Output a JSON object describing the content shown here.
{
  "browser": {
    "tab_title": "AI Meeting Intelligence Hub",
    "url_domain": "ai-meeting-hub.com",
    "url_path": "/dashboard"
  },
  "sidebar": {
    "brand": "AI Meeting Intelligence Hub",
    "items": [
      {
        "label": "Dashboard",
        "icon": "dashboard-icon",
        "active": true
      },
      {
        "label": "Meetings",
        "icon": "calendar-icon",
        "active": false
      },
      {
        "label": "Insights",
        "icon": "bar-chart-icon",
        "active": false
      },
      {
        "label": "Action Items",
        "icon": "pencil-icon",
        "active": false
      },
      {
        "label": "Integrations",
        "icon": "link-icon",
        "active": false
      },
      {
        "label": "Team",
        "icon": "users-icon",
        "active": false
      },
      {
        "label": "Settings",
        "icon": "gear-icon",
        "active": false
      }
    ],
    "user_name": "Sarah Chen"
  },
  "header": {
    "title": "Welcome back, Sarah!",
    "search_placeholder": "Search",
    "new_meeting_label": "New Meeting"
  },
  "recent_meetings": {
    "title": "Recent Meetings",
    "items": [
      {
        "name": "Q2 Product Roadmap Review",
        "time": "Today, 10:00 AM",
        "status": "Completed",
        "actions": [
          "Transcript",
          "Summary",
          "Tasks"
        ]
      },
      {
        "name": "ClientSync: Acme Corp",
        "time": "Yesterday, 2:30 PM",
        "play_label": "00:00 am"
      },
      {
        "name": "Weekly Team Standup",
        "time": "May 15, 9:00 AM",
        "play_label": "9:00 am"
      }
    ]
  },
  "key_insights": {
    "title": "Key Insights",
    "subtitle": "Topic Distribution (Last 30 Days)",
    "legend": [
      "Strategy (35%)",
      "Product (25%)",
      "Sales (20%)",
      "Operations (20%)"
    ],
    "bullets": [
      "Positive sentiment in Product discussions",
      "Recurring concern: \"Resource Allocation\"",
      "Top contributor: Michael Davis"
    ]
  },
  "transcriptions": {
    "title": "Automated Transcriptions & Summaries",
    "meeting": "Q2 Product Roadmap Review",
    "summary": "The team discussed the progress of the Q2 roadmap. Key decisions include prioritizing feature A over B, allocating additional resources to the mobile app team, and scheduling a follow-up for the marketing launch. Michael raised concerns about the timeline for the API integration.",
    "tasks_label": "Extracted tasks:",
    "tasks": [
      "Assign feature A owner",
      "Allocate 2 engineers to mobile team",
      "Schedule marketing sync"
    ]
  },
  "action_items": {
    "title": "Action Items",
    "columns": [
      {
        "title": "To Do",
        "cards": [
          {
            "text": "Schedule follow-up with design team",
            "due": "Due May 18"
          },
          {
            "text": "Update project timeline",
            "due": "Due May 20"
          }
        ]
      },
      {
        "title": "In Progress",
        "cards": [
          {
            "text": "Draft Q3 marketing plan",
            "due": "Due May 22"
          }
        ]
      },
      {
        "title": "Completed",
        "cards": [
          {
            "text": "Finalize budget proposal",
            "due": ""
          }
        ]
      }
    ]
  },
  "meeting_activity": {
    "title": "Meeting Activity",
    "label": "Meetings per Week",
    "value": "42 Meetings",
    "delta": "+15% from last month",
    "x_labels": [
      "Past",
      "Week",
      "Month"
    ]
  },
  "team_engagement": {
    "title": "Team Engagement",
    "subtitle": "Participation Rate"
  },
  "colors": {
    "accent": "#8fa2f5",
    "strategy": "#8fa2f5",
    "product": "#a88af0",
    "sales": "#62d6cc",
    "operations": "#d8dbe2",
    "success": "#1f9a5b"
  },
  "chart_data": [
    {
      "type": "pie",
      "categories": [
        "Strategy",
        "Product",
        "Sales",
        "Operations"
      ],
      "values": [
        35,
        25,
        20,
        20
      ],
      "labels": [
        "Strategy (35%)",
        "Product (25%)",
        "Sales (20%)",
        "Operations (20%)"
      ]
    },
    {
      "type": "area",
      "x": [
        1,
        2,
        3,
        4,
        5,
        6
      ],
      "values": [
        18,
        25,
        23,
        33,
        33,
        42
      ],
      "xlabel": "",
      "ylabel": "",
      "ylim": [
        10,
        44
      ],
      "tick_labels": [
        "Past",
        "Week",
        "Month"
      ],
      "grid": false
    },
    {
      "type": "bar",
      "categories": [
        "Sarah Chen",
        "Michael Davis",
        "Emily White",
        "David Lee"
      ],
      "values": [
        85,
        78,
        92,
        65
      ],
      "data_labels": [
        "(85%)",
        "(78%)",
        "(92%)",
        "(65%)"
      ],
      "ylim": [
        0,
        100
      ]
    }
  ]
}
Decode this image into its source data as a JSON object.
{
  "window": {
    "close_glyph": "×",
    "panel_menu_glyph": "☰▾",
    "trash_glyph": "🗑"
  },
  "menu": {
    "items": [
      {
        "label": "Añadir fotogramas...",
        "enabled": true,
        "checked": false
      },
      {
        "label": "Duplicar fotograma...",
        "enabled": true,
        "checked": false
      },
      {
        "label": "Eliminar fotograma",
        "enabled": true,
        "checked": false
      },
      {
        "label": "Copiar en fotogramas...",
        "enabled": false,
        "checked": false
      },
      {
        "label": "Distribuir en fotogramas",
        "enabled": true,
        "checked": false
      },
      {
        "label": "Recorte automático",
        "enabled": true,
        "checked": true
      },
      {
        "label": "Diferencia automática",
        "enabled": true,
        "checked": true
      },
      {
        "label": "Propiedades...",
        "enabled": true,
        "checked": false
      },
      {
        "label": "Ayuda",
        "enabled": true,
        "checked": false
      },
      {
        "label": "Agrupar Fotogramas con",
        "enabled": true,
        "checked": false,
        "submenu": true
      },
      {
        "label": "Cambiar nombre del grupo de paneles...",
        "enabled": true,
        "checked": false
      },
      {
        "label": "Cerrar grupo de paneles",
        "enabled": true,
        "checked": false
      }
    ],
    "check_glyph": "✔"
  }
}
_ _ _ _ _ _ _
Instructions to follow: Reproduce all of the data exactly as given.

Exercise answer:
Output a JSON object describing the content shown here.
{
  "browser": {
    "tab_title": "AI Meeting Intelligence Hub",
    "url_domain": "ai-meeting-hub.com",
    "url_path": "/dashboard"
  },
  "sidebar": {
    "brand": "AI Meeting Intelligence Hub",
    "items": [
      {
        "label": "Dashboard",
        "icon": "dashboard-icon",
        "active": true
      },
      {
        "label": "Meetings",
        "icon": "calendar-icon",
        "active": false
      },
      {
        "label": "Insights",
        "icon": "bar-chart-icon",
        "active": false
      },
      {
        "label": "Action Items",
        "icon": "pencil-icon",
        "active": false
      },
      {
        "label": "Integrations",
        "icon": "link-icon",
        "active": false
      },
      {
        "label": "Team",
        "icon": "users-icon",
        "active": false
      },
      {
        "label": "Settings",
        "icon": "gear-icon",
        "active": false
      }
    ],
    "user_name": "Sarah Chen"
  },
  "header": {
    "title": "Welcome back, Sarah!",
    "search_placeholder": "Search",
    "new_meeting_label": "New Meeting"
  },
  "recent_meetings": {
    "title": "Recent Meetings",
    "items": [
      {
        "name": "Q2 Product Roadmap Review",
        "time": "Today, 10:00 AM",
        "status": "Completed",
        "actions": [
          "Transcript",
          "Summary",
          "Tasks"
        ]
      },
      {
        "name": "ClientSync: Acme Corp",
        "time": "Yesterday, 2:30 PM",
        "play_label": "00:00 am"
      },
      {
        "name": "Weekly Team Standup",
        "time": "May 15, 9:00 AM",
        "play_label": "9:00 am"
      }
    ]
  },
  "key_insights": {
    "title": "Key Insights",
    "subtitle": "Topic Distribution (Last 30 Days)",
    "legend": [
      "Strategy (35%)",
      "Product (25%)",
      "Sales (20%)",
      "Operations (20%)"
    ],
    "bullets": [
      "Positive sentiment in Product discussions",
      "Recurring concern: \"Resource Allocation\"",
      "Top contributor: Michael Davis"
    ]
  },
  "transcriptions": {
    "title": "Automated Transcriptions & Summaries",
    "meeting": "Q2 Product Roadmap Review",
    "summary": "The team discussed the progress of the Q2 roadmap. Key decisions include prioritizing feature A over B, allocating additional resources to the mobile app team, and scheduling a follow-up for the marketing launch. Michael raised concerns about the timeline for the API integration.",
    "tasks_label": "Extracted tasks:",
    "tasks": [
      "Assign feature A owner",
      "Allocate 2 engineers to mobile team",
      "Schedule marketing sync"
    ]
  },
  "action_items": {
    "title": "Action Items",
    "columns": [
      {
        "title": "To Do",
        "cards": [
          {
            "text": "Schedule follow-up with design team",
            "due": "Due May 18"
          },
          {
            "text": "Update project timeline",
            "due": "Due May 20"
          }
        ]
      },
      {
        "title": "In Progress",
        "cards": [
          {
            "text": "Draft Q3 marketing plan",
            "due": "Due May 22"
          }
        ]
      },
      {
        "title": "Completed",
        "cards": [
          {
            "text": "Finalize budget proposal",
            "due": ""
          }
        ]
      }
    ]
  },
  "meeting_activity": {
    "title": "Meeting Activity",
    "label": "Meetings per Week",
    "value": "42 Meetings",
    "delta": "+15% from last month",
    "x_labels": [
      "Past",
      "Week",
      "Month"
    ]
  },
  "team_engagement": {
    "title": "Team Engagement",
    "subtitle": "Participation Rate"
  },
  "colors": {
    "accent": "#8fa2f5",
    "strategy": "#8fa2f5",
    "product": "#a88af0",
    "sales": "#62d6cc",
    "operations": "#d8dbe2",
    "success": "#1f9a5b"
  },
  "chart_data": [
    {
      "type": "pie",
      "categories": [
        "Strategy",
        "Product",
        "Sales",
        "Operations"
      ],
      "values": [
        35,
        25,
        20,
        20
      ],
      "labels": [
        "Strategy (35%)",
        "Product (25%)",
        "Sales (20%)",
        "Operations (20%)"
      ]
    },
    {
      "type": "area",
      "x": [
        1,
        2,
        3,
        4,
        5,
        6
      ],
      "values": [
        18,
        25,
        23,
        33,
        33,
        42
      ],
      "xlabel": "",
      "ylabel": "",
      "ylim": [
        10,
        44
      ],
      "tick_labels": [
        "Past",
        "Week",
        "Month"
      ],
      "grid": false
    },
    {
      "type": "bar",
      "categories": [
        "Sarah Chen",
        "Michael Davis",
        "Emily White",
        "David Lee"
      ],
      "values": [
        85,
        78,
        92,
        65
      ],
      "data_labels": [
        "(85%)",
        "(78%)",
        "(92%)",
        "(65%)"
      ],
      "ylim": [
        0,
        100
      ]
    }
  ]
}
Decode this image into its source data as a JSON object.
{
  "window": {
    "close_glyph": "×",
    "panel_menu_glyph": "☰▾",
    "trash_glyph": "🗑"
  },
  "menu": {
    "items": [
      {
        "label": "Añadir fotogramas...",
        "enabled": true,
        "checked": false
      },
      {
        "label": "Duplicar fotograma...",
        "enabled": true,
        "checked": false
      },
      {
        "label": "Eliminar fotograma",
        "enabled": true,
        "checked": false
      },
      {
        "label": "Copiar en fotogramas...",
        "enabled": false,
        "checked": false
      },
      {
        "label": "Distribuir en fotogramas",
        "enabled": true,
        "checked": false
      },
      {
        "label": "Recorte automático",
        "enabled": true,
        "checked": true
      },
      {
        "label": "Diferencia automática",
        "enabled": true,
        "checked": true
      },
      {
        "label": "Propiedades...",
        "enabled": true,
        "checked": false
      },
      {
        "label": "Ayuda",
        "enabled": true,
        "checked": false
      },
      {
        "label": "Agrupar Fotogramas con",
        "enabled": true,
        "checked": false,
        "submenu": true
      },
      {
        "label": "Cambiar nombre del grupo de paneles...",
        "enabled": true,
        "checked": false
      },
      {
        "label": "Cerrar grupo de paneles",
        "enabled": true,
        "checked": false
      }
    ],
    "check_glyph": "✔"
  }
}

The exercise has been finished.